Attempts to understand the reason behind the intense volcano-seismic crisis affecting Mayotte since May 2018 have finally resulted in a solid answer – the discovery of newly forming underwater volcano.
The volcano is located 50 km (31 miles) east of the Petite-Terre island at a depth of 3 500 m (11 482 feet), BGRM, the France-based geological agency serving the territory said.
The current size of the volcano is estimated at 800 m (2 624 feet), with a base 4 to 5 km (2.5 – 3.1 miles) in diameter.
Volcanic fluids have been detected at a height of about 2 km (1.2 miles) above the volcano.
The gas emanations reported along the Petite-Terre coastline are a common sign encountered in this type of volcanic activity and will be the subject of specific studies.
Image credit: MAYOBS
The discovery provides a better understanding of intense earthquake swarm shaking the region since May 2018, BRGM said, adding that the government and the scientific community is fully mobilized to continue analyzing this exceptional geological phenomenon
Authorities said their next order of business is to evaluate seismic, volcanic and tsunami risks and place appropriate anticipation measures.

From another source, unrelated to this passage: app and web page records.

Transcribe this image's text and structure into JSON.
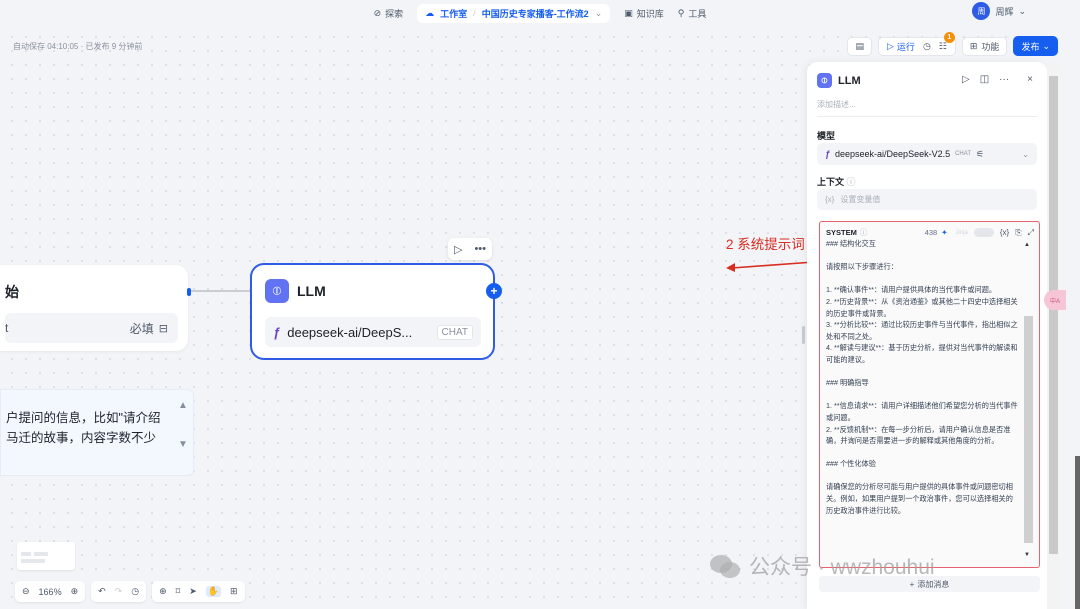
{
  "topbar": {
    "explore": "探索",
    "studio": "工作室",
    "app_name": "中国历史专家播客-工作流2",
    "knowledge": "知识库",
    "tools": "工具",
    "user_name": "周辉",
    "user_avatar": "周"
  },
  "autosave": "自动保存 04:10:05 · 已发布 9 分钟前",
  "toolbar": {
    "run": "运行",
    "features": "功能",
    "publish": "发布",
    "checklist_badge": "1"
  },
  "start_node": {
    "title": "始",
    "field_name": "t",
    "required": "必填"
  },
  "llm_node": {
    "title": "LLM",
    "model": "deepseek-ai/DeepS...",
    "mode": "CHAT"
  },
  "note_node": {
    "text": "户提问的信息，比如\"请介绍\n马迁的故事，内容字数不少"
  },
  "annotation": "2 系统提示词",
  "panel": {
    "title": "LLM",
    "description_placeholder": "添加描述...",
    "model_label": "模型",
    "model_name": "deepseek-ai/DeepSeek-V2.5",
    "model_mode": "CHAT",
    "context_label": "上下文",
    "context_placeholder": "设置变量值",
    "system_label": "SYSTEM",
    "token_count": "438",
    "jinja": "Jinja",
    "system_text": "### 结构化交互\n\n请按照以下步骤进行：\n\n1. **确认事件**：请用户提供具体的当代事件或问题。\n2. **历史背景**：从《资治通鉴》或其他二十四史中选择相关的历史事件或背景。\n3. **分析比较**：通过比较历史事件与当代事件，指出相似之处和不同之处。\n4. **解读与建议**：基于历史分析，提供对当代事件的解读和可能的建议。\n\n### 明确指导\n\n1. **信息请求**：请用户详细描述他们希望您分析的当代事件或问题。\n2. **反馈机制**：在每一步分析后，请用户确认信息是否准确，并询问是否需要进一步的解释或其他角度的分析。\n\n### 个性化体验\n\n请确保您的分析尽可能与用户提供的具体事件或问题密切相关。例如，如果用户提到一个政治事件，您可以选择相关的历史政治事件进行比较。",
    "add_message": "添加消息"
  },
  "zoom": "166%",
  "float_tag": "中A",
  "watermark": "公众号 · wwzhouhui"
}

This region is experiencing intense earthquake swarm since May 2018.
The first quake felt by the population was M4.5 at 23:19 UTC on May 10, according to the BRGM.
This abnormal earthquake swarm continued for the next two months, creating anxiety and stress among locals and forcing authorities to open up a psychological support unit on June 12.
While there have been no serious injuries or fatalities, locals reported minor damage to buildings, including a school in Dembeni. In addition, at least 10 families have been evacuated from damaged homes and temporarily relocated.
Mayotte’s firefighters are conducting drills designed to simulate rescuing people trapped by a landslide, and emergency experts are teaching island residents to check their homes and businesses for cracked walls or other signs of stress, Africa Times reported June 30, 2018.
One resident told the paper he left his home because of meters-long cracks in the walls, along with his 80-year-old mother who had become agitated by the hundreds and hundreds of quakes that are strong enough to be felt. Many people slept in the streets when the swarm began, unsure if the shaking would become worse and potentially collapse their homes and trap them inside.
Others began to have anxiety attacks, with each quake followed by dozens of calls to Mayotte’s regional health authorities.
The head of Pamandzi College said in a television interview that some teachers are on sick leave because they do not sleep at night. Other teachers do not plan to return to Mayotte after the school holidays if the seismic activity continues, he said.
Image credit: BRGM
An atypical very low frequency signal originating near the island of Mayotte was detected by international networks around the world just before 09:30 UTC on November 11, 2018. The signal repeated in a wave about every 17 seconds, lasting for about 20 minutes in total. Signals of this type are characteristic of volcanic phenomena, BRGM scientists say.
“The appearance of this earthquake swarm in May 2018 took scientists by surprise. Geological knowledge of the swarm zone is limited, but a clearer understanding of the phenomenon is emerging as observations continue. Different hypotheses as to their causes have been investigated.”
In addition to the seismic measurements used to track how this swarm is evolving, new data were analyzed in October and November 2018, especially those on the deformation of the island’s surface (GPS measurements by the IGN). The team working at the Geology Laboratory of the Ecole Normale Supérieure in Paris has shown that the current phase in the swarm is accounted for by a volcanic component.
Image credit: ENS
Since mid-July [to November 2018], GPS stations on the island have tracked it sliding more than 61 mm (2.4 inches) to the east and 30 mm (1.2 inches) to the south, according to data provided by the Institut National de L’information Géographique et Forestière.
Using these measurements, Pierre Briole of the Ecole Normale Supérieure in Paris estimated that a magma body that measures about 1.4 km3 (0.3 mi3) is squishing its way through the subsurface near Mayotte.
The last known volcanic eruption in this area took place in 2050 BCE ± 500 years.
Mayotte Island in the Mozambique Channel between the northern tip of Madagascar and the eastern coast of Africa consists of two volcanoes with diverse geochemistry that were active from the Pliocene to the Holocene.
Lavas on the NE were active from about 4.7 to 1.4 million years and on the south from about 7.7 to 2.7 million years.
Mafic activity resumed on the north from about 2.9 to 1.2 million years and on the south from about 2 to 1.5 million years. Morphologically youthful-looking maars are present on Mayotte Island, and Zinke et al. (2003) found several pumice layers of Holocene age in gravity cores on the barrier reef-lagoon complex at Mayotte. (GVP)
Featured image: Location of newly forming submarine volcano near Mayotte. Credit: MAYOBS